(Data provided)
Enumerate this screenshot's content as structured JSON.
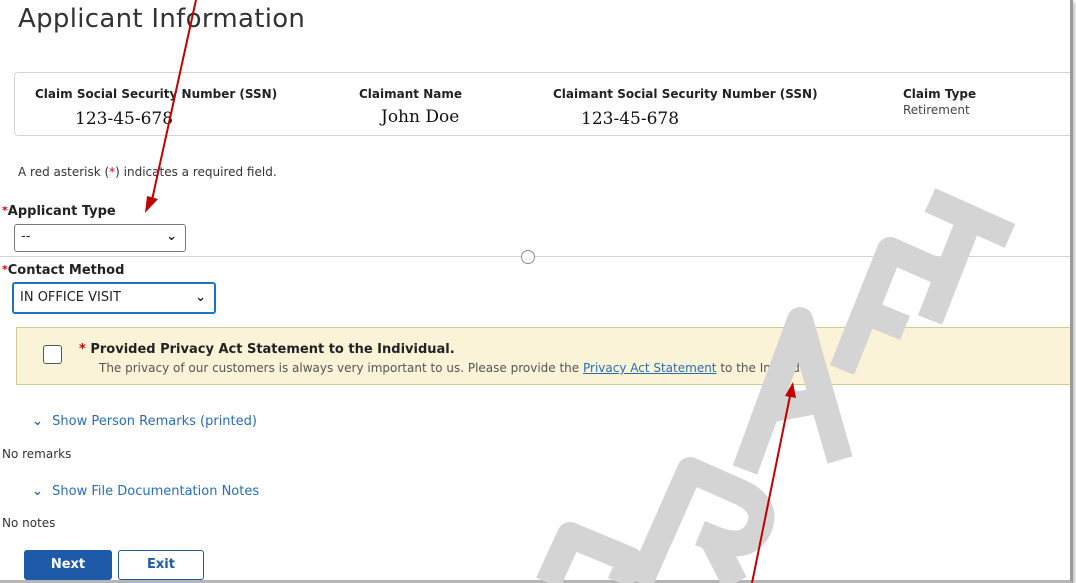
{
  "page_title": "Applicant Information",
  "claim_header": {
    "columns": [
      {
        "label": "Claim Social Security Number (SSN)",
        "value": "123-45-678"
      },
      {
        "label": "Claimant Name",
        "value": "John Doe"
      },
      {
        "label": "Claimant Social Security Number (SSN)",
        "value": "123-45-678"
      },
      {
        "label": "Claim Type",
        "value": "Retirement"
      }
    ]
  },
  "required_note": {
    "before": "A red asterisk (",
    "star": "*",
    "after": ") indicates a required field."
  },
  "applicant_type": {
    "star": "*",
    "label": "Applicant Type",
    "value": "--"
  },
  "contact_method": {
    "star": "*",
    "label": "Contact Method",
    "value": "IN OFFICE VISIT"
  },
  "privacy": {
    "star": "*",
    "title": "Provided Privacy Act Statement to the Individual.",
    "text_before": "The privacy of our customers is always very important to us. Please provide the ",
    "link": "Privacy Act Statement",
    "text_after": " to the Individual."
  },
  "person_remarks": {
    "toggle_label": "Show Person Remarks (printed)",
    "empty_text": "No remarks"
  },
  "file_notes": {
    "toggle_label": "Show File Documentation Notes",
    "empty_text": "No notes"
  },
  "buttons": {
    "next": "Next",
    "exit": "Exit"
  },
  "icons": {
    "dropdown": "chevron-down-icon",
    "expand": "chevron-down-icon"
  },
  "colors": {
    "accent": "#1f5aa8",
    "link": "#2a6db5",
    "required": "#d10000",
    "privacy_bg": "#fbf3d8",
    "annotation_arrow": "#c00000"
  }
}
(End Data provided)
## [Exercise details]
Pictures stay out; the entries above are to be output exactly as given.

## [Result of the exercise]
Enumerate this screenshot's content as structured JSON.
{
  "page_title": "Applicant Information",
  "claim_header": {
    "columns": [
      {
        "label": "Claim Social Security Number (SSN)",
        "value": "123-45-678"
      },
      {
        "label": "Claimant Name",
        "value": "John Doe"
      },
      {
        "label": "Claimant Social Security Number (SSN)",
        "value": "123-45-678"
      },
      {
        "label": "Claim Type",
        "value": "Retirement"
      }
    ]
  },
  "required_note": {
    "before": "A red asterisk (",
    "star": "*",
    "after": ") indicates a required field."
  },
  "applicant_type": {
    "star": "*",
    "label": "Applicant Type",
    "value": "--"
  },
  "contact_method": {
    "star": "*",
    "label": "Contact Method",
    "value": "IN OFFICE VISIT"
  },
  "privacy": {
    "star": "*",
    "title": "Provided Privacy Act Statement to the Individual.",
    "text_before": "The privacy of our customers is always very important to us. Please provide the ",
    "link": "Privacy Act Statement",
    "text_after": " to the Individual."
  },
  "person_remarks": {
    "toggle_label": "Show Person Remarks (printed)",
    "empty_text": "No remarks"
  },
  "file_notes": {
    "toggle_label": "Show File Documentation Notes",
    "empty_text": "No notes"
  },
  "buttons": {
    "next": "Next",
    "exit": "Exit"
  },
  "icons": {
    "dropdown": "chevron-down-icon",
    "expand": "chevron-down-icon"
  },
  "colors": {
    "accent": "#1f5aa8",
    "link": "#2a6db5",
    "required": "#d10000",
    "privacy_bg": "#fbf3d8",
    "annotation_arrow": "#c00000"
  }
}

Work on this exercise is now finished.